and the world recognize, the difference we have made in the cause for peace in Somalia. We
have put in the work and we see how much we have changed.”

Commissioner Alalo adds that had they been of even a bigger number than they are
currently, this impact would be multiplied several times over.

The African Union Mission in Somalia is a clear example of the impact that women are
capable of in peacekeeping and a model for women in peacekeeping for global
policymakers. The largest and deadliest peacekeeping mission in the world, one would
especially think its leadership would shy away from the involvement of women in such
difficult and dangerous work as active combat, commonly believed to be better suited for
men and restricted in many of the world’s armies.
“AMISOM female peacekeepers are an inspiration to many women and men, especially in
the host communities across Somalia,” the Head of the AU Mission in Somalia, Ambassador
Francisco Madeira Caetano says. “They are members of specialized units, doing critical work
to ensure the Mission’s effectiveness. They are out in the towns building the capacity of
their Somali counterparts in the security sector and they stand with the local Somali woman
every day.”

For Lt. General Jim Beesigye Owoyesigire, the Mission’s Force Commander, he could not be
prouder of the women who serve under his command.

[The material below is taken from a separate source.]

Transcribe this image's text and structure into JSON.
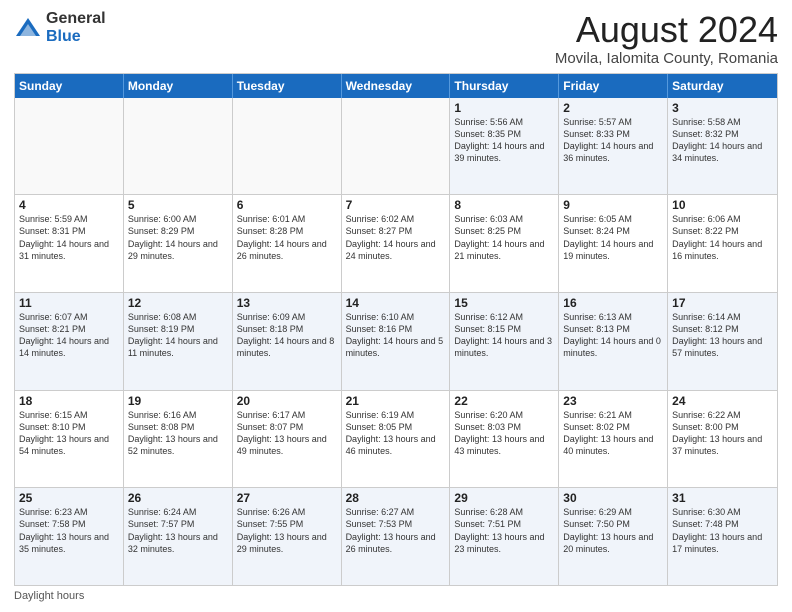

“The women of AMISOM are commanders in their units, they are out in the trenches
fighting Al-Shabaab, manning heavy artillery including tanks and massive guns on the
frontline,” he says. “They are in Information and Communication Technology sectors,
providing critical IT support and gathering intelligence to enable operations and keep entire
battlegroups alive and safe. In the offices, they are in administration and in leadership and
work with their male colleagues to ensure that battalions stay organized, accountable and
alive.”

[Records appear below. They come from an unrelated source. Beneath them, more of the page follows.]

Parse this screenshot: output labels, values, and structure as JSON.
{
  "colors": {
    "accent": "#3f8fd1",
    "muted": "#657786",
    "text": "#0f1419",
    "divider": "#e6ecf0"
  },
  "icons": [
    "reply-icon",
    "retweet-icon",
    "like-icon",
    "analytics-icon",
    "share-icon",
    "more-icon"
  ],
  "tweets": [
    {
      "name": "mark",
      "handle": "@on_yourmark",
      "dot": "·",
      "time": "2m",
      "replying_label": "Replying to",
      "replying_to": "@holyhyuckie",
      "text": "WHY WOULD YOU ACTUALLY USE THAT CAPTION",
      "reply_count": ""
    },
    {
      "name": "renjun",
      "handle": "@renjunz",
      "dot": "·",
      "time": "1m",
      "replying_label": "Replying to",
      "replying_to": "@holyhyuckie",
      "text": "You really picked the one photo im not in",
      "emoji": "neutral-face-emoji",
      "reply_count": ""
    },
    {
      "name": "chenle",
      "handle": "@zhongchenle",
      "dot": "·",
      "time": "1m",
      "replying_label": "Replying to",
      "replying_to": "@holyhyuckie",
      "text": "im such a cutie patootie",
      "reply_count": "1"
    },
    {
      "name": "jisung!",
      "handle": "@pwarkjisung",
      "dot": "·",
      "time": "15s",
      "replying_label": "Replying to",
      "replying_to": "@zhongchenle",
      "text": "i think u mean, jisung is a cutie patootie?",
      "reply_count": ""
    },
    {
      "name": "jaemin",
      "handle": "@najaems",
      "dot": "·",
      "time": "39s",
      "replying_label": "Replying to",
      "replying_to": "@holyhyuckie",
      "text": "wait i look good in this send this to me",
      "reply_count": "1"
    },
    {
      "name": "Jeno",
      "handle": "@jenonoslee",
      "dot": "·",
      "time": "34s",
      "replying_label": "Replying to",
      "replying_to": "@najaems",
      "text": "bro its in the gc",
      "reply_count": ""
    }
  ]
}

Given the undeniable contribution of female soldiers in conflict resolution and peace
enforcement, one wonders why there aren’t more of them in peacekeeping. Of the forces
serving in the many Missions across the world, less than 5 percent are women. According to
Ms. Stella Maranga, the issue of the number of women in these operations starts first and
foremost with the number of women in the militaries that contribute the peacekeeping
troops themselves.

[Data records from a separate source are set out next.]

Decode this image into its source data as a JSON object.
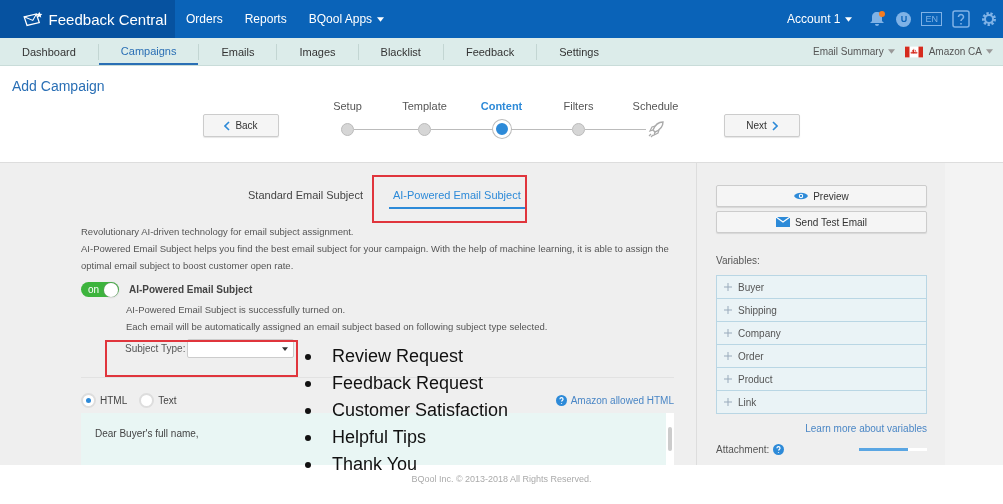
{
  "app": {
    "name": "Feedback Central"
  },
  "top_nav": [
    {
      "label": "Orders",
      "dropdown": false
    },
    {
      "label": "Reports",
      "dropdown": false
    },
    {
      "label": "BQool Apps",
      "dropdown": true
    }
  ],
  "account": {
    "label": "Account 1",
    "notification": true,
    "user_initial": "U",
    "language": "EN"
  },
  "sub_nav": [
    {
      "label": "Dashboard",
      "selected": false
    },
    {
      "label": "Campaigns",
      "selected": true
    },
    {
      "label": "Emails",
      "selected": false
    },
    {
      "label": "Images",
      "selected": false
    },
    {
      "label": "Blacklist",
      "selected": false
    },
    {
      "label": "Feedback",
      "selected": false
    },
    {
      "label": "Settings",
      "selected": false
    }
  ],
  "sub_nav_right": {
    "summary": "Email Summary",
    "marketplace": "Amazon CA"
  },
  "page_title": "Add Campaign",
  "back_button": "Back",
  "next_button": "Next",
  "steps": [
    {
      "label": "Setup",
      "selected": false,
      "kind": "dot"
    },
    {
      "label": "Template",
      "selected": false,
      "kind": "dot"
    },
    {
      "label": "Content",
      "selected": true,
      "kind": "dot"
    },
    {
      "label": "Filters",
      "selected": false,
      "kind": "dot"
    },
    {
      "label": "Schedule",
      "selected": false,
      "kind": "rocket"
    }
  ],
  "subject_tabs": [
    {
      "label": "Standard Email Subject",
      "selected": false
    },
    {
      "label": "AI-Powered Email Subject",
      "selected": true
    }
  ],
  "intro": [
    "Revolutionary AI-driven technology for email subject assignment.",
    "AI-Powered Email Subject helps you find the best email subject for your campaign. With the help of machine learning, it is able to assign the optimal email subject to boost customer open rate."
  ],
  "ai_toggle": {
    "on": true,
    "state_label": "on",
    "label": "AI-Powered Email Subject"
  },
  "ai_status": [
    "AI-Powered Email Subject is successfully turned on.",
    "Each email will be automatically assigned an email subject based on following subject type selected."
  ],
  "subject_type": {
    "label": "Subject Type:"
  },
  "subject_type_options": [
    "Review Request",
    "Feedback Request",
    "Customer Satisfaction",
    "Helpful Tips",
    "Thank You"
  ],
  "format": [
    {
      "label": "HTML",
      "selected": true
    },
    {
      "label": "Text",
      "selected": false
    }
  ],
  "amazon_html_link": "Amazon allowed HTML",
  "editor": {
    "text": "Dear Buyer's full name,"
  },
  "side": {
    "preview": "Preview",
    "send_test": "Send Test Email",
    "variables_label": "Variables:",
    "variables": [
      "Buyer",
      "Shipping",
      "Company",
      "Order",
      "Product",
      "Link"
    ],
    "learn_more": "Learn more about variables",
    "attachment_label": "Attachment:",
    "attachment_progress": {
      "level": 0.72
    }
  },
  "footer": "BQool Inc. © 2013-2018 All Rights Reserved."
}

“To address the issues of the small numbers of women deployed in Missions, we must
address the factors that are preventing more women from enlisting into the army.
Widespread beliefs such as women are not physically strong enough or emotionally tough
enough to be fit for military work are some of the questions we must factually address,” she
says.

Inside the world’s missions such as AMISOM, however, the absence of appropriate and
adequate facilities necessary for female soldiers to maintain proper health in physically and
mentally less than ideal conditions is a deterrent to the willingness of countries to deploy
their female troops, Ms. Maranga adds. Increasing funding to peacekeeping would be one of
the ways to solve this problem.

Having, for years, called for increased, predictable and sustainable funding for its operations
with little and slow response from the international donor community, AMISOM continues
to grapple with delivering an ambitious mandate within limited resources. The Mission also
took cuts on troop allowances two years ago, of up to 20 percent, when its biggest donor,
the European Union cut its funding over competing priorities.

There is need to do more from the country level all the way into the missions, starting with
encouraging and supporting girls into the military, and female peacekeepers such as the
women of AMISOM have a big role to play in this endeavor, being frontline role models for
the world. Whether global leaders will heed their call and tackle the issues hindering the
participation of more women in peacekeeping is another story. But one thing is for sure: the
women of AMISOM are a sterling example of the benefits the world stands to reap from a
50\50 reality.

-Ends-